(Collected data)
--

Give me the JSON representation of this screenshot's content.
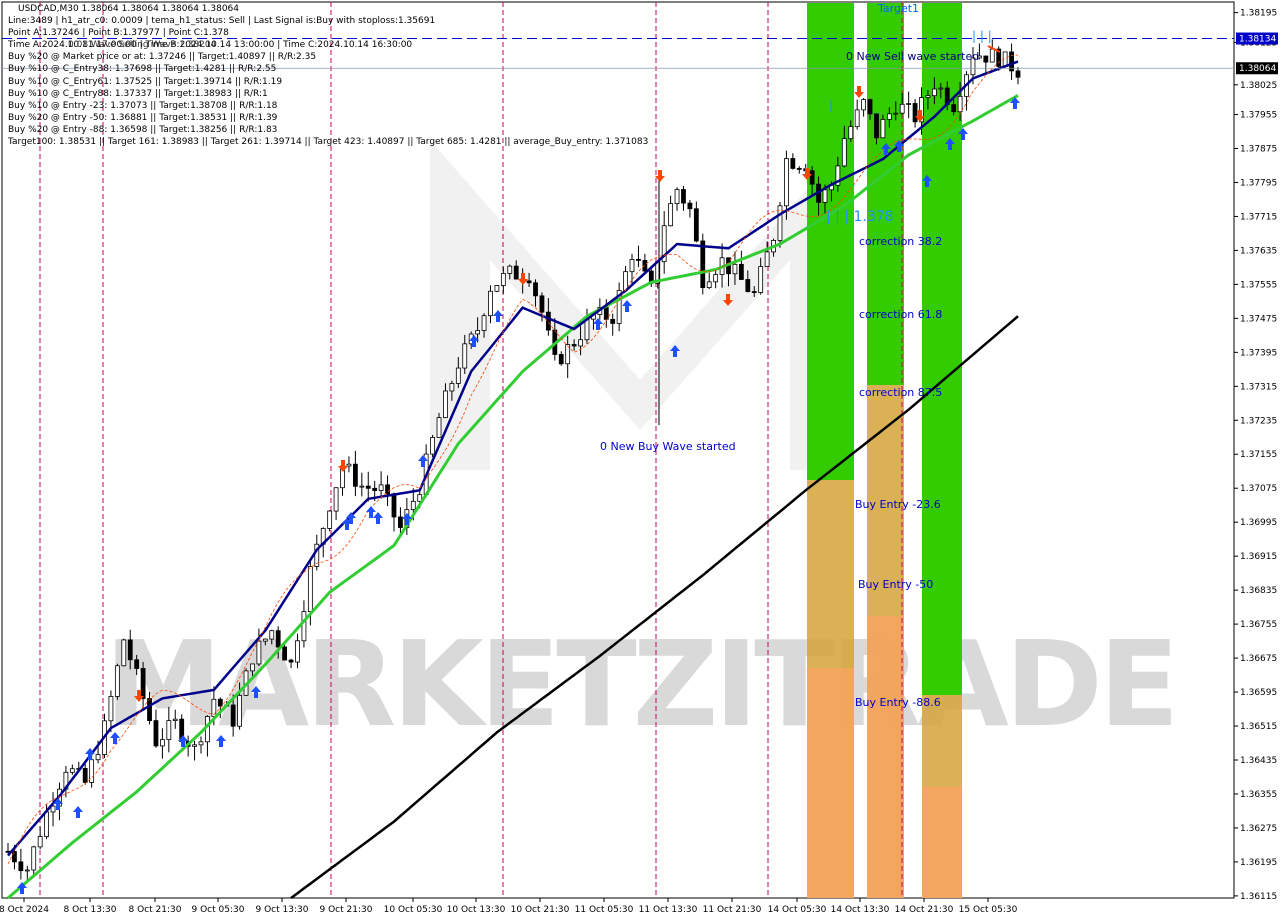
{
  "header": {
    "symbol_line": "USDCAD,M30  1.38064 1.38064 1.38064 1.38064",
    "lines": [
      "Line:3489  |  h1_atr_c0: 0.0009  |  tema_h1_status: Sell  |  Last Signal is:Buy with stoploss:1.35691",
      "Point A:1.37246  |  Point B:1.37977  |  Point C:1.378",
      "Time A:2024.10.11 17:00:00  |  Time B:2024.10.14 13:00:00  |  Time C:2024.10.14 16:30:00",
      "Buy %20 @ Market price or at: 1.37246  ||  Target:1.40897  ||  R/R:2.35",
      "Buy %10 @ C_Entry38: 1.37698  ||  Target:1.4281  ||  R/R:2.55",
      "Buy %10 @ C_Entry61: 1.37525  ||  Target:1.39714  ||  R/R:1.19",
      "Buy %10 @ C_Entry88: 1.37337  ||  Target:1.38983  ||  R/R:1",
      "Buy %10 @ Entry -23: 1.37073  ||  Target:1.38708  ||  R/R:1.18",
      "Buy %20 @ Entry -50: 1.36881  ||  Target:1.38531  ||  R/R:1.39",
      "Buy %20 @ Entry -88: 1.36598  ||  Target:1.38256  ||  R/R:1.83",
      "Target100: 1.38531  ||  Target 161: 1.38983  ||  Target 261: 1.39714  ||  Target 423: 1.40897  ||  Target 685: 1.4281  ||  average_Buy_entry: 1.371083"
    ],
    "overlap_text": "0.08.Wave Selling Wave 1.38204"
  },
  "annotations": {
    "sell_wave": "0 New Sell wave started",
    "buy_wave": "0 New Buy Wave started",
    "target1": "Target1",
    "level_1378": "| | | 1.378",
    "top_ticks": "| | |",
    "single_tick": "|",
    "correction_382": "correction 38.2",
    "correction_618": "correction 61.8",
    "correction_875": "correction 87.5",
    "buy_entry_236": "Buy Entry -23.6",
    "buy_entry_50": "Buy Entry -50",
    "buy_entry_886": "Buy Entry -88.6",
    "watermark": "MARKETZITRADE"
  },
  "price_tags": {
    "current": "1.38064",
    "line": "1.38134"
  },
  "colors": {
    "candle": "#000000",
    "ema_fast": "#00008b",
    "ema_mid": "#32cd32",
    "ema_slow": "#000000",
    "zone_green": "#33cc00",
    "zone_orange": "#f4a460",
    "sell_line": "#0000cd",
    "stop_line": "#ff4500",
    "arrow_up": "#1e50ff",
    "arrow_down": "#ff4500",
    "vline": "#cc0066"
  },
  "chart_data": {
    "type": "candlestick",
    "symbol": "USDCAD",
    "timeframe": "M30",
    "x_labels": [
      "8 Oct 2024",
      "8 Oct 13:30",
      "8 Oct 21:30",
      "9 Oct 05:30",
      "9 Oct 13:30",
      "9 Oct 21:30",
      "10 Oct 05:30",
      "10 Oct 13:30",
      "10 Oct 21:30",
      "11 Oct 05:30",
      "11 Oct 13:30",
      "11 Oct 21:30",
      "14 Oct 05:30",
      "14 Oct 13:30",
      "14 Oct 21:30",
      "15 Oct 05:30"
    ],
    "y_ticks": [
      "1.38195",
      "1.38125",
      "1.38025",
      "1.37955",
      "1.37875",
      "1.37795",
      "1.37715",
      "1.37635",
      "1.37555",
      "1.37475",
      "1.37395",
      "1.37315",
      "1.37235",
      "1.37155",
      "1.37075",
      "1.36995",
      "1.36915",
      "1.36835",
      "1.36755",
      "1.36675",
      "1.36595",
      "1.36515",
      "1.36435",
      "1.36355",
      "1.36275",
      "1.36195",
      "1.36115"
    ],
    "ylim": [
      1.3611,
      1.3822
    ],
    "current_price": 1.38064,
    "sell_line_price": 1.38134,
    "close_path": [
      [
        0,
        1.3622
      ],
      [
        3,
        1.3618
      ],
      [
        6,
        1.3631
      ],
      [
        9,
        1.3642
      ],
      [
        12,
        1.3638
      ],
      [
        15,
        1.3651
      ],
      [
        18,
        1.3672
      ],
      [
        20,
        1.3663
      ],
      [
        23,
        1.3648
      ],
      [
        26,
        1.3652
      ],
      [
        29,
        1.3646
      ],
      [
        32,
        1.3658
      ],
      [
        35,
        1.3653
      ],
      [
        38,
        1.3668
      ],
      [
        41,
        1.3674
      ],
      [
        44,
        1.3666
      ],
      [
        47,
        1.3688
      ],
      [
        50,
        1.3704
      ],
      [
        52,
        1.3713
      ],
      [
        55,
        1.3708
      ],
      [
        58,
        1.3707
      ],
      [
        61,
        1.3698
      ],
      [
        64,
        1.3708
      ],
      [
        67,
        1.3724
      ],
      [
        70,
        1.3737
      ],
      [
        73,
        1.3745
      ],
      [
        75,
        1.3755
      ],
      [
        78,
        1.3758
      ],
      [
        81,
        1.3758
      ],
      [
        83,
        1.3749
      ],
      [
        85,
        1.3737
      ],
      [
        88,
        1.3742
      ],
      [
        91,
        1.3748
      ],
      [
        94,
        1.3748
      ],
      [
        97,
        1.3763
      ],
      [
        100,
        1.3754
      ],
      [
        102,
        1.377
      ],
      [
        104,
        1.3778
      ],
      [
        106,
        1.3773
      ],
      [
        108,
        1.3757
      ],
      [
        111,
        1.3761
      ],
      [
        113,
        1.3758
      ],
      [
        116,
        1.3753
      ],
      [
        119,
        1.3767
      ],
      [
        121,
        1.3785
      ],
      [
        124,
        1.3784
      ],
      [
        126,
        1.3775
      ],
      [
        128,
        1.3779
      ],
      [
        130,
        1.379
      ],
      [
        133,
        1.3798
      ],
      [
        135,
        1.3791
      ],
      [
        138,
        1.3798
      ],
      [
        141,
        1.3795
      ],
      [
        144,
        1.3803
      ],
      [
        147,
        1.3798
      ],
      [
        150,
        1.381
      ],
      [
        154,
        1.3809
      ],
      [
        157,
        1.3806
      ]
    ],
    "ema_fast": [
      [
        0,
        1.3621
      ],
      [
        8,
        1.3635
      ],
      [
        16,
        1.3651
      ],
      [
        24,
        1.3658
      ],
      [
        32,
        1.366
      ],
      [
        40,
        1.3674
      ],
      [
        48,
        1.3693
      ],
      [
        56,
        1.3705
      ],
      [
        64,
        1.3707
      ],
      [
        72,
        1.3735
      ],
      [
        80,
        1.375
      ],
      [
        88,
        1.3745
      ],
      [
        96,
        1.3754
      ],
      [
        104,
        1.3765
      ],
      [
        112,
        1.3764
      ],
      [
        120,
        1.3772
      ],
      [
        128,
        1.3779
      ],
      [
        136,
        1.3785
      ],
      [
        144,
        1.3795
      ],
      [
        150,
        1.3804
      ],
      [
        157,
        1.3808
      ]
    ],
    "ema_mid": [
      [
        0,
        1.3611
      ],
      [
        10,
        1.3624
      ],
      [
        20,
        1.3636
      ],
      [
        30,
        1.365
      ],
      [
        40,
        1.3666
      ],
      [
        50,
        1.3683
      ],
      [
        60,
        1.3694
      ],
      [
        70,
        1.3718
      ],
      [
        80,
        1.3735
      ],
      [
        90,
        1.3748
      ],
      [
        100,
        1.3756
      ],
      [
        110,
        1.3759
      ],
      [
        120,
        1.3765
      ],
      [
        130,
        1.3774
      ],
      [
        140,
        1.3786
      ],
      [
        150,
        1.3794
      ],
      [
        157,
        1.38
      ]
    ],
    "ema_slow": [
      [
        44,
        1.3611
      ],
      [
        60,
        1.3629
      ],
      [
        76,
        1.365
      ],
      [
        92,
        1.3668
      ],
      [
        108,
        1.3687
      ],
      [
        124,
        1.3707
      ],
      [
        140,
        1.3726
      ],
      [
        157,
        1.3748
      ]
    ],
    "x_count": 158
  }
}
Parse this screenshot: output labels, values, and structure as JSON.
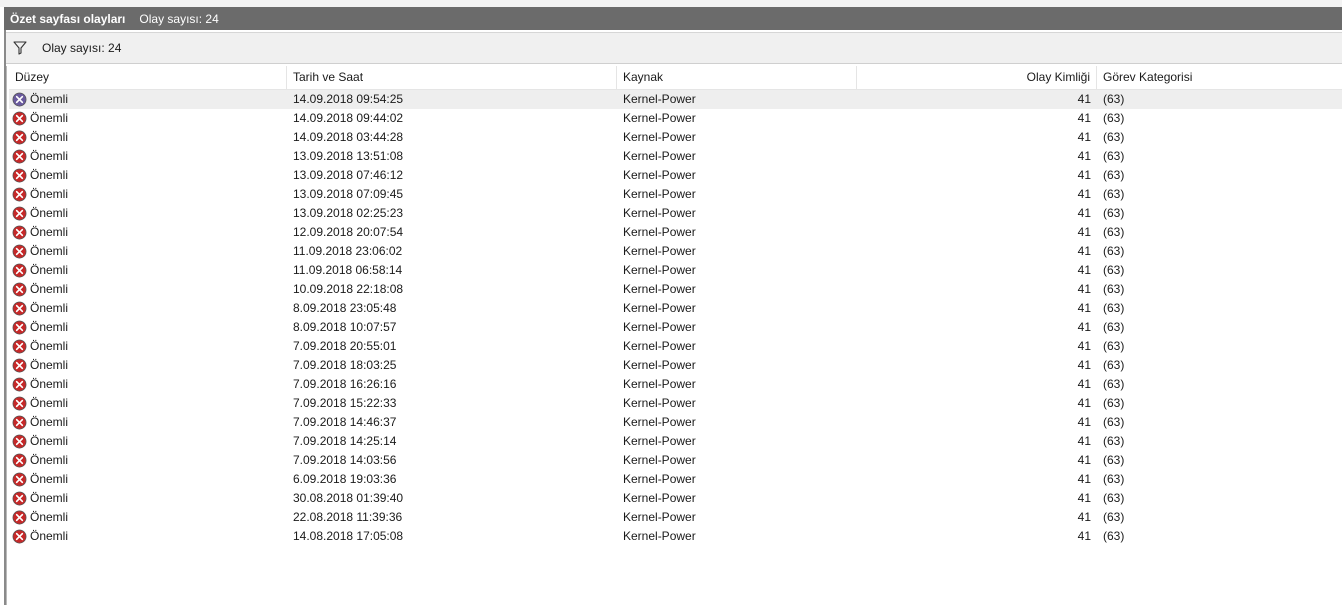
{
  "window": {
    "title": "Özet sayfası olayları",
    "count": "Olay sayısı: 24"
  },
  "filter": {
    "icon": "filter-icon",
    "count": "Olay sayısı: 24"
  },
  "colors": {
    "titlebar": "#6b6b6b",
    "error_icon": "#c62828",
    "selected_icon": "#6a5a9e"
  },
  "columns": [
    "Düzey",
    "Tarih ve Saat",
    "Kaynak",
    "Olay Kimliği",
    "Görev Kategorisi"
  ],
  "rows": [
    {
      "level": "Önemli",
      "datetime": "14.09.2018 09:54:25",
      "source": "Kernel-Power",
      "event_id": "41",
      "task": "(63)"
    },
    {
      "level": "Önemli",
      "datetime": "14.09.2018 09:44:02",
      "source": "Kernel-Power",
      "event_id": "41",
      "task": "(63)"
    },
    {
      "level": "Önemli",
      "datetime": "14.09.2018 03:44:28",
      "source": "Kernel-Power",
      "event_id": "41",
      "task": "(63)"
    },
    {
      "level": "Önemli",
      "datetime": "13.09.2018 13:51:08",
      "source": "Kernel-Power",
      "event_id": "41",
      "task": "(63)"
    },
    {
      "level": "Önemli",
      "datetime": "13.09.2018 07:46:12",
      "source": "Kernel-Power",
      "event_id": "41",
      "task": "(63)"
    },
    {
      "level": "Önemli",
      "datetime": "13.09.2018 07:09:45",
      "source": "Kernel-Power",
      "event_id": "41",
      "task": "(63)"
    },
    {
      "level": "Önemli",
      "datetime": "13.09.2018 02:25:23",
      "source": "Kernel-Power",
      "event_id": "41",
      "task": "(63)"
    },
    {
      "level": "Önemli",
      "datetime": "12.09.2018 20:07:54",
      "source": "Kernel-Power",
      "event_id": "41",
      "task": "(63)"
    },
    {
      "level": "Önemli",
      "datetime": "11.09.2018 23:06:02",
      "source": "Kernel-Power",
      "event_id": "41",
      "task": "(63)"
    },
    {
      "level": "Önemli",
      "datetime": "11.09.2018 06:58:14",
      "source": "Kernel-Power",
      "event_id": "41",
      "task": "(63)"
    },
    {
      "level": "Önemli",
      "datetime": "10.09.2018 22:18:08",
      "source": "Kernel-Power",
      "event_id": "41",
      "task": "(63)"
    },
    {
      "level": "Önemli",
      "datetime": "8.09.2018 23:05:48",
      "source": "Kernel-Power",
      "event_id": "41",
      "task": "(63)"
    },
    {
      "level": "Önemli",
      "datetime": "8.09.2018 10:07:57",
      "source": "Kernel-Power",
      "event_id": "41",
      "task": "(63)"
    },
    {
      "level": "Önemli",
      "datetime": "7.09.2018 20:55:01",
      "source": "Kernel-Power",
      "event_id": "41",
      "task": "(63)"
    },
    {
      "level": "Önemli",
      "datetime": "7.09.2018 18:03:25",
      "source": "Kernel-Power",
      "event_id": "41",
      "task": "(63)"
    },
    {
      "level": "Önemli",
      "datetime": "7.09.2018 16:26:16",
      "source": "Kernel-Power",
      "event_id": "41",
      "task": "(63)"
    },
    {
      "level": "Önemli",
      "datetime": "7.09.2018 15:22:33",
      "source": "Kernel-Power",
      "event_id": "41",
      "task": "(63)"
    },
    {
      "level": "Önemli",
      "datetime": "7.09.2018 14:46:37",
      "source": "Kernel-Power",
      "event_id": "41",
      "task": "(63)"
    },
    {
      "level": "Önemli",
      "datetime": "7.09.2018 14:25:14",
      "source": "Kernel-Power",
      "event_id": "41",
      "task": "(63)"
    },
    {
      "level": "Önemli",
      "datetime": "7.09.2018 14:03:56",
      "source": "Kernel-Power",
      "event_id": "41",
      "task": "(63)"
    },
    {
      "level": "Önemli",
      "datetime": "6.09.2018 19:03:36",
      "source": "Kernel-Power",
      "event_id": "41",
      "task": "(63)"
    },
    {
      "level": "Önemli",
      "datetime": "30.08.2018 01:39:40",
      "source": "Kernel-Power",
      "event_id": "41",
      "task": "(63)"
    },
    {
      "level": "Önemli",
      "datetime": "22.08.2018 11:39:36",
      "source": "Kernel-Power",
      "event_id": "41",
      "task": "(63)"
    },
    {
      "level": "Önemli",
      "datetime": "14.08.2018 17:05:08",
      "source": "Kernel-Power",
      "event_id": "41",
      "task": "(63)"
    }
  ],
  "selected_row": 0
}
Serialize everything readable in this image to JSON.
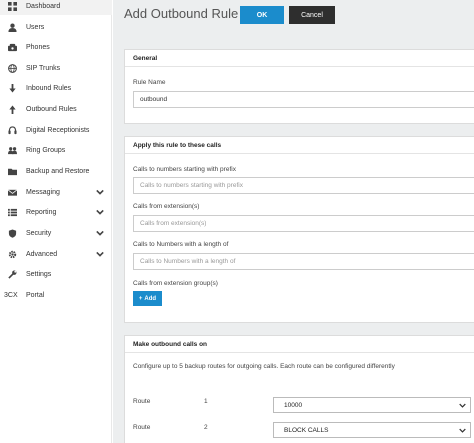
{
  "sidebar": {
    "items": [
      {
        "label": "Dashboard",
        "icon": "dashboard-icon",
        "expandable": false
      },
      {
        "label": "Users",
        "icon": "user-icon",
        "expandable": false
      },
      {
        "label": "Phones",
        "icon": "phone-icon",
        "expandable": false
      },
      {
        "label": "SIP Trunks",
        "icon": "globe-icon",
        "expandable": false
      },
      {
        "label": "Inbound Rules",
        "icon": "arrow-down-icon",
        "expandable": false
      },
      {
        "label": "Outbound Rules",
        "icon": "arrow-up-icon",
        "expandable": false
      },
      {
        "label": "Digital Receptionists",
        "icon": "headset-icon",
        "expandable": false
      },
      {
        "label": "Ring Groups",
        "icon": "group-icon",
        "expandable": false
      },
      {
        "label": "Backup and Restore",
        "icon": "folder-icon",
        "expandable": false
      },
      {
        "label": "Messaging",
        "icon": "envelope-icon",
        "expandable": true
      },
      {
        "label": "Reporting",
        "icon": "list-icon",
        "expandable": true
      },
      {
        "label": "Security",
        "icon": "shield-icon",
        "expandable": true
      },
      {
        "label": "Advanced",
        "icon": "gear-icon",
        "expandable": true
      },
      {
        "label": "Settings",
        "icon": "wrench-icon",
        "expandable": false
      },
      {
        "label": "Portal",
        "icon": "3cx-logo",
        "prefix": "3CX",
        "expandable": false
      }
    ]
  },
  "header": {
    "title": "Add Outbound Rule",
    "ok_label": "OK",
    "cancel_label": "Cancel"
  },
  "general": {
    "header": "General",
    "rule_name_label": "Rule Name",
    "rule_name_value": "outbound"
  },
  "apply_rule": {
    "header": "Apply this rule to these calls",
    "prefix_label": "Calls to numbers starting with prefix",
    "prefix_placeholder": "Calls to numbers starting with prefix",
    "extension_label": "Calls from extension(s)",
    "extension_placeholder": "Calls from extension(s)",
    "length_label": "Calls to Numbers with a length of",
    "length_placeholder": "Calls to Numbers with a length of",
    "group_label": "Calls from extension group(s)",
    "add_label": "Add"
  },
  "outbound": {
    "header": "Make outbound calls on",
    "description": "Configure up to 5 backup routes for outgoing calls. Each route can be configured differently",
    "routes": [
      {
        "label": "Route",
        "number": "1",
        "selected": "10000"
      },
      {
        "label": "Route",
        "number": "2",
        "selected": "BLOCK CALLS"
      }
    ]
  },
  "colors": {
    "accent": "#1b8ccc",
    "cancel": "#2e2e2e",
    "background": "#eceeef"
  }
}
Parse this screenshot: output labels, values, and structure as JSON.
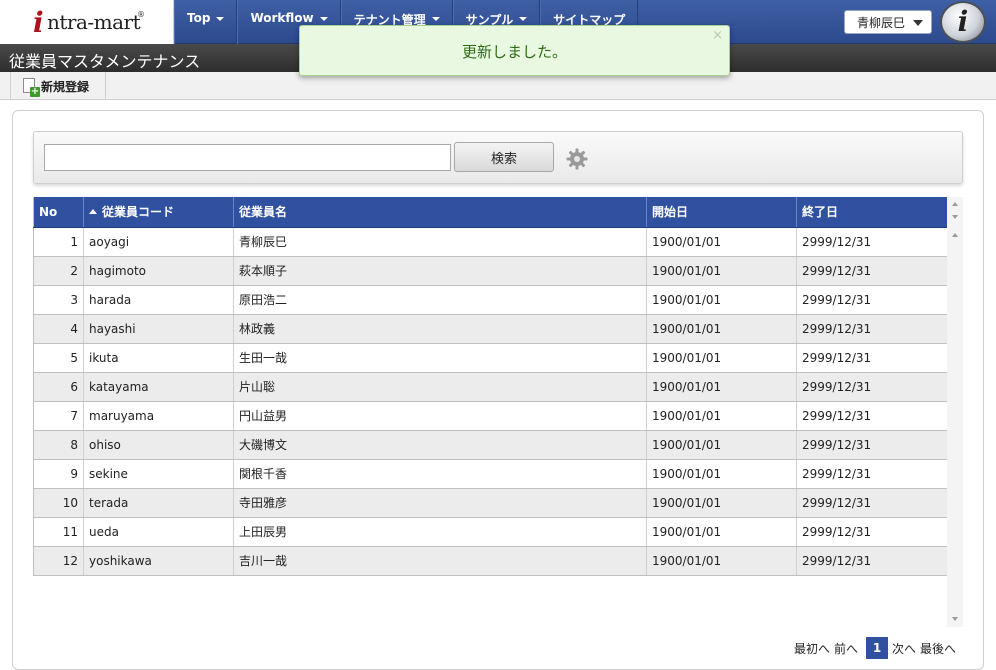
{
  "brand": {
    "logo_letter": "i",
    "logo_text": "ntra-mart",
    "logo_mark": "®",
    "corner_logo": "i"
  },
  "nav": {
    "items": [
      {
        "label": "Top"
      },
      {
        "label": "Workflow"
      },
      {
        "label": "テナント管理"
      },
      {
        "label": "サンプル"
      },
      {
        "label": "サイトマップ"
      }
    ]
  },
  "user": {
    "name": "青柳辰巳"
  },
  "page": {
    "title": "従業員マスタメンテナンス"
  },
  "toolbar": {
    "new_label": "新規登録"
  },
  "toast": {
    "message": "更新しました。",
    "close": "×"
  },
  "search": {
    "value": "",
    "placeholder": "",
    "button_label": "検索"
  },
  "table": {
    "headers": [
      "No",
      "従業員コード",
      "従業員名",
      "開始日",
      "終了日"
    ],
    "rows": [
      {
        "no": "1",
        "code": "aoyagi",
        "name": "青柳辰巳",
        "start": "1900/01/01",
        "end": "2999/12/31"
      },
      {
        "no": "2",
        "code": "hagimoto",
        "name": "萩本順子",
        "start": "1900/01/01",
        "end": "2999/12/31"
      },
      {
        "no": "3",
        "code": "harada",
        "name": "原田浩二",
        "start": "1900/01/01",
        "end": "2999/12/31"
      },
      {
        "no": "4",
        "code": "hayashi",
        "name": "林政義",
        "start": "1900/01/01",
        "end": "2999/12/31"
      },
      {
        "no": "5",
        "code": "ikuta",
        "name": "生田一哉",
        "start": "1900/01/01",
        "end": "2999/12/31"
      },
      {
        "no": "6",
        "code": "katayama",
        "name": "片山聡",
        "start": "1900/01/01",
        "end": "2999/12/31"
      },
      {
        "no": "7",
        "code": "maruyama",
        "name": "円山益男",
        "start": "1900/01/01",
        "end": "2999/12/31"
      },
      {
        "no": "8",
        "code": "ohiso",
        "name": "大磯博文",
        "start": "1900/01/01",
        "end": "2999/12/31"
      },
      {
        "no": "9",
        "code": "sekine",
        "name": "関根千香",
        "start": "1900/01/01",
        "end": "2999/12/31"
      },
      {
        "no": "10",
        "code": "terada",
        "name": "寺田雅彦",
        "start": "1900/01/01",
        "end": "2999/12/31"
      },
      {
        "no": "11",
        "code": "ueda",
        "name": "上田辰男",
        "start": "1900/01/01",
        "end": "2999/12/31"
      },
      {
        "no": "12",
        "code": "yoshikawa",
        "name": "吉川一哉",
        "start": "1900/01/01",
        "end": "2999/12/31"
      }
    ]
  },
  "pager": {
    "first": "最初へ",
    "prev": "前へ",
    "current": "1",
    "next": "次へ",
    "last": "最後へ"
  },
  "colors": {
    "accent": "#2f51a0",
    "toast_bg": "#e9f8e1",
    "toast_text": "#2d6b15"
  }
}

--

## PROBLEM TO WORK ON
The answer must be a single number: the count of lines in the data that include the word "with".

## SOLUTION FOR THIS EXERCISE
5